The C2 are Brendan McConville and John Paul Wootton from the Craigavon area in the north of Ireland. They’ve been in prison since March 2009 for the killing of police officer Stephen Carroll. And that’s despite the farcical evidence and ludicrous eye witness testimony presented at their trial. A group called the Continuity IRA (CIRA) claimed responsibility for Carroll’s killing.
The two men and their justice campaign teams maintain their innocence and believe they have suffered a miscarriage of justice.
And now, following revelations in Belfast’s Sunday Life on 15 January, their convictions must stand on even shakier ground. Because the Sunday Life’s article revealed that an MI5 agent attempted to subvert the C2’s justice campaign. This will strengthen the calls for their case to be returned to the court of appeal.
The Sunday Life revealed that:
A human rights organisation founded by MI5 agent Dennis McFadden was an intelligence services ruse to infiltrate and sabotage republican justice campaigns.
That organisation was called Justice Watch Ireland (JWI). But, as the Belfast paper wrote:
McFadden’s real interest lay in attempts by republicans to overturn the convictions of Brendan McConville and John Paul Wootton.
Former Sinn Féin Councillor Angela Nelson, who once headed the C2 justice campaign organisation, claimed “McFadden stymied her efforts”. Nelson claimed McFadden blocked her attempts to go on a speaking tour around Ireland to highlight the injustice suffered by the C2.
Additionally, he refused to hand over passwords for C2 justice campaign social media accounts. He also blocked her attempts to reach out to Irish people in the US for campaign support. Nelson claims she kept McFadden “at arm’s length” as she never trusted him.
MI5 infiltration and campaign set backs
Since 2009, the C2’s justice campaign has suffered a series of serious set backs. Even before their case went to court, prison staff planted personal details of the prison governor in McConville’s cell. This was done in an attempt to make it look as if McConville was collecting personal information on the governor. This would then serve to implicate McConville and intimidate the governor.
Then, their 2014 appeal against their sentences was unsuccessful. In fact, later that year Wootton’s sentence was increased from 14 to 18 years. While inside, McConville suffered a stroke. McConville’s family claim the prison authorities “didn’t even tell us”. And all the while, according to the Sunday Life, their campaign was being “subverted” by an MI5 agent.
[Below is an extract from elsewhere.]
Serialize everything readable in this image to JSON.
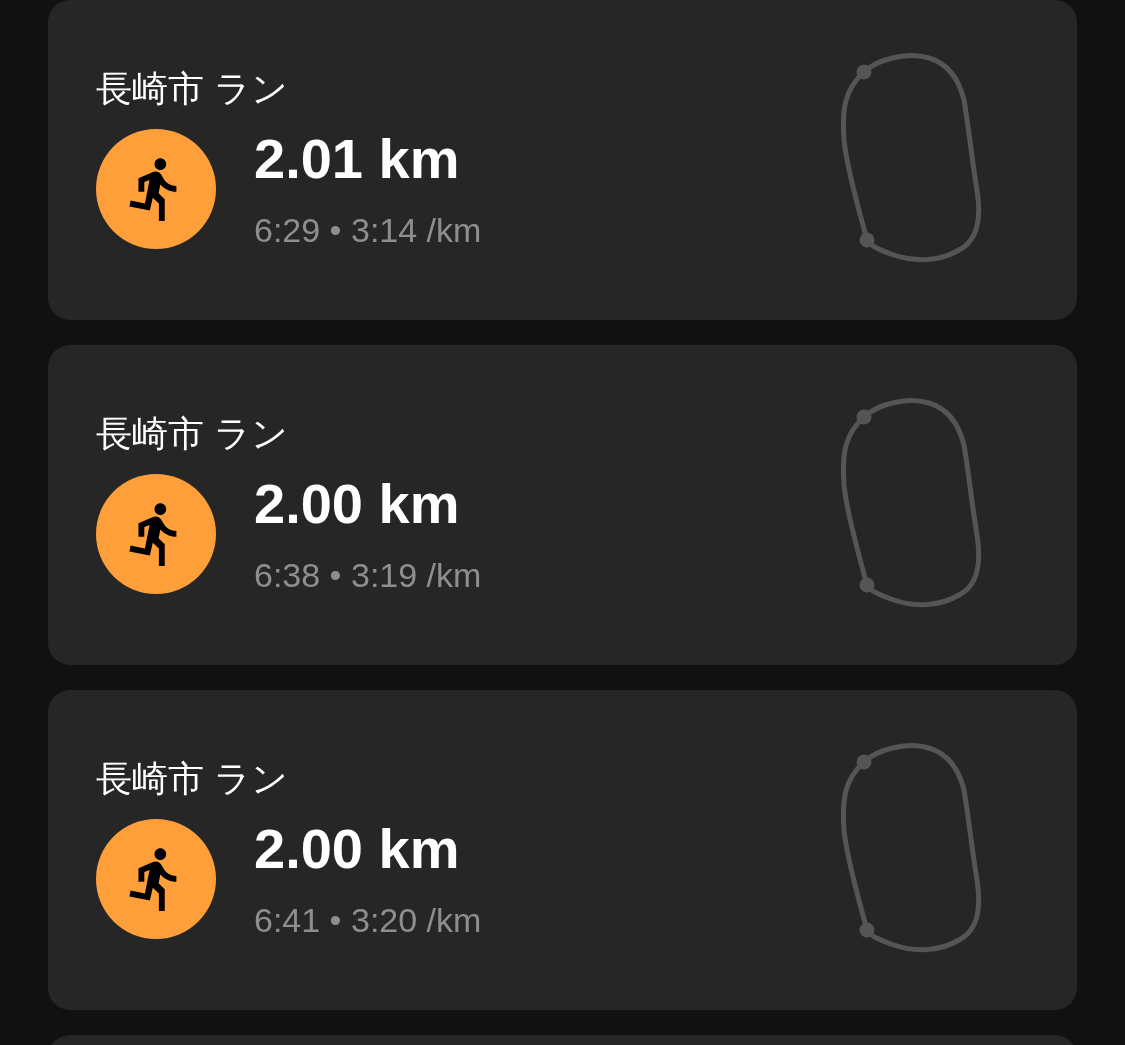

In October 2020, following the original revelation about McFadden’s role as an MI5 agent in the north of Ireland, McConville told The Canary's Peadar O'Cearnaigh:
Dennis unlawfully obtain[ed] legally privileged information pertaining to the appeal strategy and proposed witnesses. This information was unlawfully used by MI5 to manipulate the outcome of the Appeal. Dennis abused the trust and confidence within the campaign and family home.
Some light on the horizon
Despite these set backs, the justice campaign continues. In fact it’s been with the Criminal Cases Review Commission (CCRC) since 2016. The CCRC “looks into criminal cases where people believe they have been wrongly convicted or wrongly sentenced.” Since its creation in 1997, it has referred 800 cases to appeal.
The silver lining in this MI5 cloud of subversion, could well be the CCRC sending McConville and Wootton’s case to the appeal court. One of the families told this journalist:
The campaign will continue to highlight this current miscarriage of justice and will do so until these wrongful convictions are overturned.